Written by Corey Taylor
Art by Richard Clark
A man wakes up in a strange land with no idea who or where he is, suddenly chased by ghostly mobs and a doppelganger. Sounds intriguing enough, but does the book go anywhere with it?
This first issue follows an unnamed human male around a dreamlike field. The character is unnamed except for the label “Zero” on his jumpsuit, almost like a prison suit. He also doesn’t know who he is, so don’t expect any answers from him anytime soon.
During his escapade, he meets a ghost-like creature who takes his likeness and calls himself Allen. He warns the human of an unknown event called “The Conflagration.” Allen tells the human and us that the key to leaving this crazy world is at the House of Gold and Bones, but can the human get there before Black Jack’s ghastly gang catches up to him?
If this sounds particularly surreal, it is. We readers are as unaware of what’s going on as the human, so we become just as frustrated as he is at this confusing predicament. Why is he being chased? Where is he and where is he going? What is going on? Who is this guy? No idea to any of these.

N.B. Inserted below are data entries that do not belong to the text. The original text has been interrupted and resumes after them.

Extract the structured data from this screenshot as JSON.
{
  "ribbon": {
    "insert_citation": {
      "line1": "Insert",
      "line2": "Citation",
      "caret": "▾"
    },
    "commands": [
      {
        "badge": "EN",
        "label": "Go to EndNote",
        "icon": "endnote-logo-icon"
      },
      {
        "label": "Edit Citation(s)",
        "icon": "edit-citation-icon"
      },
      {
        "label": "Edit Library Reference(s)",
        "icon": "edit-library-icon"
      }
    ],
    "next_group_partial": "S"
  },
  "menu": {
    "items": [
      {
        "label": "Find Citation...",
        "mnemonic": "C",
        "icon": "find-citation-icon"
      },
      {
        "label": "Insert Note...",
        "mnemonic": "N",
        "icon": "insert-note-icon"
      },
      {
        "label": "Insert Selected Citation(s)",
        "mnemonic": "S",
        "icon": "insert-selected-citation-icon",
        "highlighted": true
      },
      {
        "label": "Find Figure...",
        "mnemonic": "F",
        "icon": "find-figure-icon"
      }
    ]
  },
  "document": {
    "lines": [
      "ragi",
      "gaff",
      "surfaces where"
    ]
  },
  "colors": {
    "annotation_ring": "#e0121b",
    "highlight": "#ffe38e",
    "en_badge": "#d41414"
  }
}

Yes, it’s the first issue, so it’s supposed to set up the general mystery of the story. It’s also supposed to introduce us to the characters and the world so that we have a starting point we can grasp. I’m not the biggest fan of overdone exposition, but it’s better than none.
The human himself is a bland character. He’s confused and angry about this strange situation he’s in, as anyone would, but he doesn’t do anything to gain our favor as an interesting protagonist. I don’t care what happens to him and would much rather explore the world, which doesn’t get done much in this first issue. It reminds me of the 2009 The Prisoner remake with Jim Caviezel and Ian McKellen, except without anyone as charismatic as Jim Caviezel or Ian McKellen.
There’s no foundation set to hook us into this world, and there’s no character we feel drawn to, so there’s no real investment to keep us readers wanting to know the mystery of this world and this book.
The artwork is serviceable for the story. Unfortunately, as the story isn’t really exciting as you can tell from the above, the art follows suit and feels bland. Several of the panels and the character blocking are bland. Some of the facial expressions are off-putting and unnatural.
The key scene for the art to make its mark – the scene where the human and we readers get a look at this strange new world – is a letdown by how unremarkable it is. This is supposed to be a strange, disorienting world, and we just see a plain valley and some mountains with a sunset.
One of the variant covers, a red and black portrait of the man screaming, is a neat artistic take with the title in white with some splattering effects and a definition of “overture” (the title of the issue). It’s a good cover, but the inside just doesn’t measure up.
Overall (Not an Average)
First issues are hard, especially for brand new series without any established characters or tie-ins. You have to hook readers right away, or else they won’t stick around for issue two. I won’t be sticking around for issue two of this one. I hope the story develops more quickly for those who do.
Overall (Not an Average) 4/10